ACTIVITY -
Please retype all the data below exactly, line for line.

SUPPLIED RECORDS -

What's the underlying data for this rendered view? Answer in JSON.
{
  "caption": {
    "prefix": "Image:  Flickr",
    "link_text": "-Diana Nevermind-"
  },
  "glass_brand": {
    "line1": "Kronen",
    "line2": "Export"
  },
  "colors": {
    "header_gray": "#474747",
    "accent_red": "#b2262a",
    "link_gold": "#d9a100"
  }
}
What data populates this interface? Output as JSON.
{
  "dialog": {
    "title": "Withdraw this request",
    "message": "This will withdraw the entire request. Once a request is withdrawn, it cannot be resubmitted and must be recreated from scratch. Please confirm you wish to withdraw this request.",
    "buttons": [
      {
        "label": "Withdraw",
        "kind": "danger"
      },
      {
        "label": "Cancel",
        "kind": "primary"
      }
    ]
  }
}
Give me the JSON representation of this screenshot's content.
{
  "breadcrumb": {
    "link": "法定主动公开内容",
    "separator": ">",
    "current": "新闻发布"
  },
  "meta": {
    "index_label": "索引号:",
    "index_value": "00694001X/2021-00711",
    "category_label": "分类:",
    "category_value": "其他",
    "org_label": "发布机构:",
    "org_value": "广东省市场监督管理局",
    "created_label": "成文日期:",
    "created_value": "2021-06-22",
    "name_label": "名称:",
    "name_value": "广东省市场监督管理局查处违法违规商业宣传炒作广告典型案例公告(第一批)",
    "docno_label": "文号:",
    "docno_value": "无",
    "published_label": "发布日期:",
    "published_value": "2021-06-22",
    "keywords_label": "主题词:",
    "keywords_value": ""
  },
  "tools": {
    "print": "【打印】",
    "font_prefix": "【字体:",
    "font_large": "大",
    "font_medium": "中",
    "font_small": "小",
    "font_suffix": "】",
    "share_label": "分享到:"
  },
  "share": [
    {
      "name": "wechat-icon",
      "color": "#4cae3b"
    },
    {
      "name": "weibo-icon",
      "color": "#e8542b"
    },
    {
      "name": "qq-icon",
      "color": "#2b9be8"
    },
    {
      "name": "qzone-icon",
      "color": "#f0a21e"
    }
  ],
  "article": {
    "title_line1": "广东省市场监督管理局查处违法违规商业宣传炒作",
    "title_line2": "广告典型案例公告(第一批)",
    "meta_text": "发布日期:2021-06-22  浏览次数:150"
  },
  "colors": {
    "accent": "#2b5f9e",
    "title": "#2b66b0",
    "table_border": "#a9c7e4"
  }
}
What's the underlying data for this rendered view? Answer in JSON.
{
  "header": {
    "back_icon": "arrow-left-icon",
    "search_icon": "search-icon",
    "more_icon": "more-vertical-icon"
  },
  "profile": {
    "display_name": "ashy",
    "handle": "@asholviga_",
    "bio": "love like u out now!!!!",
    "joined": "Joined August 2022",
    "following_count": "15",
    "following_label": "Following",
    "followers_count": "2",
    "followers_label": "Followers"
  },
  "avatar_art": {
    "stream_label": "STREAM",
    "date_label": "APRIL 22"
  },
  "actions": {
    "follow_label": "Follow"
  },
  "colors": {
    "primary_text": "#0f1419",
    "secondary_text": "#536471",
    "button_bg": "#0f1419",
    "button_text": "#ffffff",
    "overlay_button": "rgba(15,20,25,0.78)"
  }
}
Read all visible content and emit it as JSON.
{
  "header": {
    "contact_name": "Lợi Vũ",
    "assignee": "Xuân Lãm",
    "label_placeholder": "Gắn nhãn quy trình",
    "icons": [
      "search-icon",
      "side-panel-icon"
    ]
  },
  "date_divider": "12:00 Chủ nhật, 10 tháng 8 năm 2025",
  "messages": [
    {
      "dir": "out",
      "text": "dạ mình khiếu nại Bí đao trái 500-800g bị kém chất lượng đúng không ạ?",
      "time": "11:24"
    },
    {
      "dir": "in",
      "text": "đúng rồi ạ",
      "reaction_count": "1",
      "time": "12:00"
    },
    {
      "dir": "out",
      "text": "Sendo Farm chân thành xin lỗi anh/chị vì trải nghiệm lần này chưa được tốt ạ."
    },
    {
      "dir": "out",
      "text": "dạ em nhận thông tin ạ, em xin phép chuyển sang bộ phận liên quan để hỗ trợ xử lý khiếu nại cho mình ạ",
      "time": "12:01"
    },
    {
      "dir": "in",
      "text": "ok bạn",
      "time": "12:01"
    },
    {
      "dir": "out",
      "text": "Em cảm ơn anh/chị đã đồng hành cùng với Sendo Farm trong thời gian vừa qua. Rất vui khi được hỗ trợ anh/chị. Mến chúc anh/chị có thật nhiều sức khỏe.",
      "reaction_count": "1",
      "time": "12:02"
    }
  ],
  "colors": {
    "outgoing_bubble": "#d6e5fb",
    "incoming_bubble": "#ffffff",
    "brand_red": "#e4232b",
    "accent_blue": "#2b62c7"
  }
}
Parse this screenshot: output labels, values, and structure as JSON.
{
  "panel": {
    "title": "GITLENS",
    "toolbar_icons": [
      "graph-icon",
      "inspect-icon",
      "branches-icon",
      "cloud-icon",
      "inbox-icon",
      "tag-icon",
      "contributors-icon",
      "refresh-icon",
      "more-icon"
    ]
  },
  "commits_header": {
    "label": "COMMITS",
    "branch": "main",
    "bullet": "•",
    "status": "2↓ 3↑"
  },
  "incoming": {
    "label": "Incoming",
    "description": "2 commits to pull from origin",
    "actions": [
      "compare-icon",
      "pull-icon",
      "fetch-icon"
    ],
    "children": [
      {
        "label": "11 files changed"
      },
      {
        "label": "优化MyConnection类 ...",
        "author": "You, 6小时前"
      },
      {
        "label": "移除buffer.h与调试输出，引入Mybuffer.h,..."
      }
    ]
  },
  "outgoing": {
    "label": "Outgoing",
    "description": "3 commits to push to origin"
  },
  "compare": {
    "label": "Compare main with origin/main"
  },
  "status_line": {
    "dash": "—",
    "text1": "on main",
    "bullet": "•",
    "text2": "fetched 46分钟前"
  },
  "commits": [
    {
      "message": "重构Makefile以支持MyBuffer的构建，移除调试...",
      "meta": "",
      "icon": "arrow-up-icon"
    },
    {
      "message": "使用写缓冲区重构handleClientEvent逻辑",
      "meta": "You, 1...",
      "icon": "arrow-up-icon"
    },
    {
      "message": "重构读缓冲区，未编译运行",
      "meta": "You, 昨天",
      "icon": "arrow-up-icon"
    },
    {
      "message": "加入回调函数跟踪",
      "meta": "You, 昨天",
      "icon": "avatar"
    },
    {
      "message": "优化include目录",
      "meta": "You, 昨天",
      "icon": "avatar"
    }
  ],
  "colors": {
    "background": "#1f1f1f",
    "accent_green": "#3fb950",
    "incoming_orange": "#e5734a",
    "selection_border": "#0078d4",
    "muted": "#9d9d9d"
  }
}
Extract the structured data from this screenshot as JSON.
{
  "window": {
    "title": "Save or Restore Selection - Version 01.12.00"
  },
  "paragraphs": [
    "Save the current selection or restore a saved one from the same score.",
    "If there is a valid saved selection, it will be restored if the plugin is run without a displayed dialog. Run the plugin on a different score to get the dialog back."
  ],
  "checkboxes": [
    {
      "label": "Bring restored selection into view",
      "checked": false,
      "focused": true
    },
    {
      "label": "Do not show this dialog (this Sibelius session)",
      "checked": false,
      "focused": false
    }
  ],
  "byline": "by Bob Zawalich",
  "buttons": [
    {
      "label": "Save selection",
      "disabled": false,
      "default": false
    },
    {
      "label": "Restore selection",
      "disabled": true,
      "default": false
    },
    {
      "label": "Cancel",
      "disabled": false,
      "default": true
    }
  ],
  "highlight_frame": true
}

ANSWER -
What's the underlying data for this rendered view? Answer in JSON.
{
  "caption": {
    "prefix": "Image:  Flickr",
    "link_text": "-Diana Nevermind-"
  },
  "glass_brand": {
    "line1": "Kronen",
    "line2": "Export"
  },
  "colors": {
    "header_gray": "#474747",
    "accent_red": "#b2262a",
    "link_gold": "#d9a100"
  }
}
What data populates this interface? Output as JSON.
{
  "dialog": {
    "title": "Withdraw this request",
    "message": "This will withdraw the entire request. Once a request is withdrawn, it cannot be resubmitted and must be recreated from scratch. Please confirm you wish to withdraw this request.",
    "buttons": [
      {
        "label": "Withdraw",
        "kind": "danger"
      },
      {
        "label": "Cancel",
        "kind": "primary"
      }
    ]
  }
}
Give me the JSON representation of this screenshot's content.
{
  "breadcrumb": {
    "link": "法定主动公开内容",
    "separator": ">",
    "current": "新闻发布"
  },
  "meta": {
    "index_label": "索引号:",
    "index_value": "00694001X/2021-00711",
    "category_label": "分类:",
    "category_value": "其他",
    "org_label": "发布机构:",
    "org_value": "广东省市场监督管理局",
    "created_label": "成文日期:",
    "created_value": "2021-06-22",
    "name_label": "名称:",
    "name_value": "广东省市场监督管理局查处违法违规商业宣传炒作广告典型案例公告(第一批)",
    "docno_label": "文号:",
    "docno_value": "无",
    "published_label": "发布日期:",
    "published_value": "2021-06-22",
    "keywords_label": "主题词:",
    "keywords_value": ""
  },
  "tools": {
    "print": "【打印】",
    "font_prefix": "【字体:",
    "font_large": "大",
    "font_medium": "中",
    "font_small": "小",
    "font_suffix": "】",
    "share_label": "分享到:"
  },
  "share": [
    {
      "name": "wechat-icon",
      "color": "#4cae3b"
    },
    {
      "name": "weibo-icon",
      "color": "#e8542b"
    },
    {
      "name": "qq-icon",
      "color": "#2b9be8"
    },
    {
      "name": "qzone-icon",
      "color": "#f0a21e"
    }
  ],
  "article": {
    "title_line1": "广东省市场监督管理局查处违法违规商业宣传炒作",
    "title_line2": "广告典型案例公告(第一批)",
    "meta_text": "发布日期:2021-06-22  浏览次数:150"
  },
  "colors": {
    "accent": "#2b5f9e",
    "title": "#2b66b0",
    "table_border": "#a9c7e4"
  }
}
What's the underlying data for this rendered view? Answer in JSON.
{
  "header": {
    "back_icon": "arrow-left-icon",
    "search_icon": "search-icon",
    "more_icon": "more-vertical-icon"
  },
  "profile": {
    "display_name": "ashy",
    "handle": "@asholviga_",
    "bio": "love like u out now!!!!",
    "joined": "Joined August 2022",
    "following_count": "15",
    "following_label": "Following",
    "followers_count": "2",
    "followers_label": "Followers"
  },
  "avatar_art": {
    "stream_label": "STREAM",
    "date_label": "APRIL 22"
  },
  "actions": {
    "follow_label": "Follow"
  },
  "colors": {
    "primary_text": "#0f1419",
    "secondary_text": "#536471",
    "button_bg": "#0f1419",
    "button_text": "#ffffff",
    "overlay_button": "rgba(15,20,25,0.78)"
  }
}
Read all visible content and emit it as JSON.
{
  "header": {
    "contact_name": "Lợi Vũ",
    "assignee": "Xuân Lãm",
    "label_placeholder": "Gắn nhãn quy trình",
    "icons": [
      "search-icon",
      "side-panel-icon"
    ]
  },
  "date_divider": "12:00 Chủ nhật, 10 tháng 8 năm 2025",
  "messages": [
    {
      "dir": "out",
      "text": "dạ mình khiếu nại Bí đao trái 500-800g bị kém chất lượng đúng không ạ?",
      "time": "11:24"
    },
    {
      "dir": "in",
      "text": "đúng rồi ạ",
      "reaction_count": "1",
      "time": "12:00"
    },
    {
      "dir": "out",
      "text": "Sendo Farm chân thành xin lỗi anh/chị vì trải nghiệm lần này chưa được tốt ạ."
    },
    {
      "dir": "out",
      "text": "dạ em nhận thông tin ạ, em xin phép chuyển sang bộ phận liên quan để hỗ trợ xử lý khiếu nại cho mình ạ",
      "time": "12:01"
    },
    {
      "dir": "in",
      "text": "ok bạn",
      "time": "12:01"
    },
    {
      "dir": "out",
      "text": "Em cảm ơn anh/chị đã đồng hành cùng với Sendo Farm trong thời gian vừa qua. Rất vui khi được hỗ trợ anh/chị. Mến chúc anh/chị có thật nhiều sức khỏe.",
      "reaction_count": "1",
      "time": "12:02"
    }
  ],
  "colors": {
    "outgoing_bubble": "#d6e5fb",
    "incoming_bubble": "#ffffff",
    "brand_red": "#e4232b",
    "accent_blue": "#2b62c7"
  }
}
Parse this screenshot: output labels, values, and structure as JSON.
{
  "panel": {
    "title": "GITLENS",
    "toolbar_icons": [
      "graph-icon",
      "inspect-icon",
      "branches-icon",
      "cloud-icon",
      "inbox-icon",
      "tag-icon",
      "contributors-icon",
      "refresh-icon",
      "more-icon"
    ]
  },
  "commits_header": {
    "label": "COMMITS",
    "branch": "main",
    "bullet": "•",
    "status": "2↓ 3↑"
  },
  "incoming": {
    "label": "Incoming",
    "description": "2 commits to pull from origin",
    "actions": [
      "compare-icon",
      "pull-icon",
      "fetch-icon"
    ],
    "children": [
      {
        "label": "11 files changed"
      },
      {
        "label": "优化MyConnection类 ...",
        "author": "You, 6小时前"
      },
      {
        "label": "移除buffer.h与调试输出，引入Mybuffer.h,..."
      }
    ]
  },
  "outgoing": {
    "label": "Outgoing",
    "description": "3 commits to push to origin"
  },
  "compare": {
    "label": "Compare main with origin/main"
  },
  "status_line": {
    "dash": "—",
    "text1": "on main",
    "bullet": "•",
    "text2": "fetched 46分钟前"
  },
  "commits": [
    {
      "message": "重构Makefile以支持MyBuffer的构建，移除调试...",
      "meta": "",
      "icon": "arrow-up-icon"
    },
    {
      "message": "使用写缓冲区重构handleClientEvent逻辑",
      "meta": "You, 1...",
      "icon": "arrow-up-icon"
    },
    {
      "message": "重构读缓冲区，未编译运行",
      "meta": "You, 昨天",
      "icon": "arrow-up-icon"
    },
    {
      "message": "加入回调函数跟踪",
      "meta": "You, 昨天",
      "icon": "avatar"
    },
    {
      "message": "优化include目录",
      "meta": "You, 昨天",
      "icon": "avatar"
    }
  ],
  "colors": {
    "background": "#1f1f1f",
    "accent_green": "#3fb950",
    "incoming_orange": "#e5734a",
    "selection_border": "#0078d4",
    "muted": "#9d9d9d"
  }
}
Extract the structured data from this screenshot as JSON.
{
  "window": {
    "title": "Save or Restore Selection - Version 01.12.00"
  },
  "paragraphs": [
    "Save the current selection or restore a saved one from the same score.",
    "If there is a valid saved selection, it will be restored if the plugin is run without a displayed dialog. Run the plugin on a different score to get the dialog back."
  ],
  "checkboxes": [
    {
      "label": "Bring restored selection into view",
      "checked": false,
      "focused": true
    },
    {
      "label": "Do not show this dialog (this Sibelius session)",
      "checked": false,
      "focused": false
    }
  ],
  "byline": "by Bob Zawalich",
  "buttons": [
    {
      "label": "Save selection",
      "disabled": false,
      "default": false
    },
    {
      "label": "Restore selection",
      "disabled": true,
      "default": false
    },
    {
      "label": "Cancel",
      "disabled": false,
      "default": true
    }
  ],
  "highlight_frame": true
}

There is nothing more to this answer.